The focus on the evening isn't on the awards of the Academy of Motion Pictures-- but on their own St. Stephen Theological Awards which are based on the movies they viewed and discussed that year. Here are the award categories:

The Best Example of Fallen Humanity
The Most Powerful Christian Message
The Best Christ Figure
The Richest Use of Christian Symbolism
The Church as a Community of Faith
Grace: God's Abiding Presence
The Majesty of God (two awards--audio and video)
My Favorite Movie
The Most Spiritually Literate Film

Since their 2005 selections included The Chronicles of Narnia and Harry Potter and the Goblet of Fire some of these categories will be easy to fill. But of course that's not always true!

How would you vote for the St. Stephen 2005 Theological Awards? Let us know in the comments. Cast your vote for any movie that opened in 2005, whether or not it received an Academy Award nomination.

The envelope, please...

Thursday, March 02, 2006

The McPassion Movie

Remember last year's hype about the opening of Mel Gibson's movie The Passion of the Christ on Ash Wednesday?

Here is a satire of those trailers of last year, brought to my attention by my friend Dustin who saw it on Christianity Today's website. Thanks, Dustin. I think.

Warning: this has something to offend EVERYONE, particularly in the last bit with the coming attractions.

UPDATE and Correction: Songbird pointed out that The Passion of the Christ opened 2 years ago, not last year!
Second Update: Dustin reminded me in the comments that the purpose of the movie was not to insult anyone but to make people think about how this was unduly commercialized. Here is the link to an interview with the filmaker that Dustin included in his comment for more information. Thanks, Dustin, for real!

Happy Texas Independence Day!

On this day in 1836 Texas unilaterally declared its independence from Mexico even as the Battle of the Alamo raged in San Antonio.

This is also the birthday of Sam Houston, the father of Texas independence.

When I was growing up this was a public holiday and we had no school. It is still a holiday for our state government.

As a college student at Frozen North Ivy League U, the small but hardy band of expat Texans gathered together to celebrate, bringing the Texas flags that we displayed in our dorm rooms. Our Texas accents made us stand out in the crowd--and usually not in a good way-- among the Yankee prep school types.
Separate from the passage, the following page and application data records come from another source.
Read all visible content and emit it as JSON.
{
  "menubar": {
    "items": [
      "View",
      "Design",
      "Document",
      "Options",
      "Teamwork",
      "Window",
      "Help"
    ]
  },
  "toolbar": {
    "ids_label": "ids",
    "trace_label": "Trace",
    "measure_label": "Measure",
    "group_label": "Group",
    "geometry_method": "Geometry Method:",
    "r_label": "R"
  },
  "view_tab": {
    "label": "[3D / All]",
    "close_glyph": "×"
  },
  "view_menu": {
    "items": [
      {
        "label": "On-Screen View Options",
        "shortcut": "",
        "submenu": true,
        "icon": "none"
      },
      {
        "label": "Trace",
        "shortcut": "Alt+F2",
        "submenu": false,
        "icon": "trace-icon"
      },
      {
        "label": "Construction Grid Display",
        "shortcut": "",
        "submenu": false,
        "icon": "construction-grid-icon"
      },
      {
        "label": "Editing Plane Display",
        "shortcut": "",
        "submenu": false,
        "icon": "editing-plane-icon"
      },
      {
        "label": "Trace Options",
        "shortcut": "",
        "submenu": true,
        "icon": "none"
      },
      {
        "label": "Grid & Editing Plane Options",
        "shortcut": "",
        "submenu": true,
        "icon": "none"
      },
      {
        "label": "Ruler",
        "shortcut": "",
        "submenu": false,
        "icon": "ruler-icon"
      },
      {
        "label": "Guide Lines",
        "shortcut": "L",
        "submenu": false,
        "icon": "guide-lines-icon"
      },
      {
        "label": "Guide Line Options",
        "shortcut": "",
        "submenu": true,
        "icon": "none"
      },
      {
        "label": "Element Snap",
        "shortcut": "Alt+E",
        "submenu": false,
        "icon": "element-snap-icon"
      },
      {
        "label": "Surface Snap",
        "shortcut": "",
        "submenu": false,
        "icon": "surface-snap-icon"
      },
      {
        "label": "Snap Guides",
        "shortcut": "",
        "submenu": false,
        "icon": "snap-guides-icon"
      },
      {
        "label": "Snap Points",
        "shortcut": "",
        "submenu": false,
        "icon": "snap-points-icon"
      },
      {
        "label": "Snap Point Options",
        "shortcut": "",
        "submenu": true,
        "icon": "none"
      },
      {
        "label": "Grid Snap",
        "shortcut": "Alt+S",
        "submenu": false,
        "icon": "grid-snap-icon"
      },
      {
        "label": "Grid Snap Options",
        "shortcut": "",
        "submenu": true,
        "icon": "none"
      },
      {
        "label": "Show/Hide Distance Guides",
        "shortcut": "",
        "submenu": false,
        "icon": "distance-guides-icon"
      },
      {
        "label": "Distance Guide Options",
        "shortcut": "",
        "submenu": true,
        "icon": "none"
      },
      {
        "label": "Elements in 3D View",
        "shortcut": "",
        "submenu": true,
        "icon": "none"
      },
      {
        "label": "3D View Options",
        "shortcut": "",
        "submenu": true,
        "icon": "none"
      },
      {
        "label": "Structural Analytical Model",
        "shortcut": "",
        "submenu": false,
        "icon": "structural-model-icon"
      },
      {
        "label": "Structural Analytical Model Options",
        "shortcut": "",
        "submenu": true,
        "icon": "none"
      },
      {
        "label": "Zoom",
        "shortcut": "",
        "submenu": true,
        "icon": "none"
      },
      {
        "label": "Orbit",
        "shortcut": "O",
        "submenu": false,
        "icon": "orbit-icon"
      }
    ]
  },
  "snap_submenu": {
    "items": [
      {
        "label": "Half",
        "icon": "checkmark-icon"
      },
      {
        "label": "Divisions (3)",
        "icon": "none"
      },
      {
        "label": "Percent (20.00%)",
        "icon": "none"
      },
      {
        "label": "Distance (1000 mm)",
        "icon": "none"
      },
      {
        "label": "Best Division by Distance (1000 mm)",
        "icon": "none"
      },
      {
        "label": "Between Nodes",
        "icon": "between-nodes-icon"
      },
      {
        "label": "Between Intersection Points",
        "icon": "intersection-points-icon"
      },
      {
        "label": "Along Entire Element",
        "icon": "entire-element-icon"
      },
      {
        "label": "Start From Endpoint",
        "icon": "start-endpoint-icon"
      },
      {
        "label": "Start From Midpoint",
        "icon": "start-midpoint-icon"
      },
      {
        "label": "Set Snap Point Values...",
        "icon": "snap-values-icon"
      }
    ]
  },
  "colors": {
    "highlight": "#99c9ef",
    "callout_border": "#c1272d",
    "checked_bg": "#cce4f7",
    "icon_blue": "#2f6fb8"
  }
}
This celebration was our way of asserting our pride in being Texans.

When Portia and Babs were in college out of state, I sent care packages of tamales, chili, hot sauce, refried beans and chips to Portia and Babs as they gathered to celebrate March 2 with their Texas friends. The Texas Independence Day celebration continues to be a tradition for expat college students.
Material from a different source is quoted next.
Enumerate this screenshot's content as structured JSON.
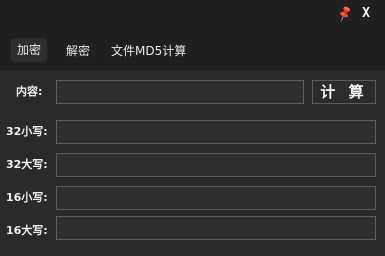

Texas is the only state that was once an independent country. When it joined the union, it retained the right to divide into up to 5 different states. Some days we think that would have been a good idea--we'd have 10 Senators from Texas instead of only 2!

Texas pride was instilled in all of us growing up here. But I've never been more proud of being Texan, or a Houstonian, than in this past year when the state was the refuge of choice for so many fleeing Hurricane Katrina. Texas remains a haven and now a new home for a lot of these folks who have found jobs, new lives and a welcome here.

"God bless you, Texas
And keep you brave and strong.
That you might grow in power and worth
Throughout the ages long."
--from Texas Our Texas, the state song

Wednesday, March 01, 2006

El Jefe's First Ash Wednesday

service went okay. This was the first time in his 50-something years that he ever attended an Ash Wednesday service. Along with a few others, neither of us went forward for the imposition of ashes. I think most of the "recalcitrants" just stayed home.

"It was a little weird, but I got something out of it," he concluded afterwards. "But I don't think I will ever get ashes."


Maybe we are both closet Baptists on this point.

Staying South

I saw this on several blogs today and decided to try it myself. It shows a startling affinity for the South, doesn't it?
create your own visited states map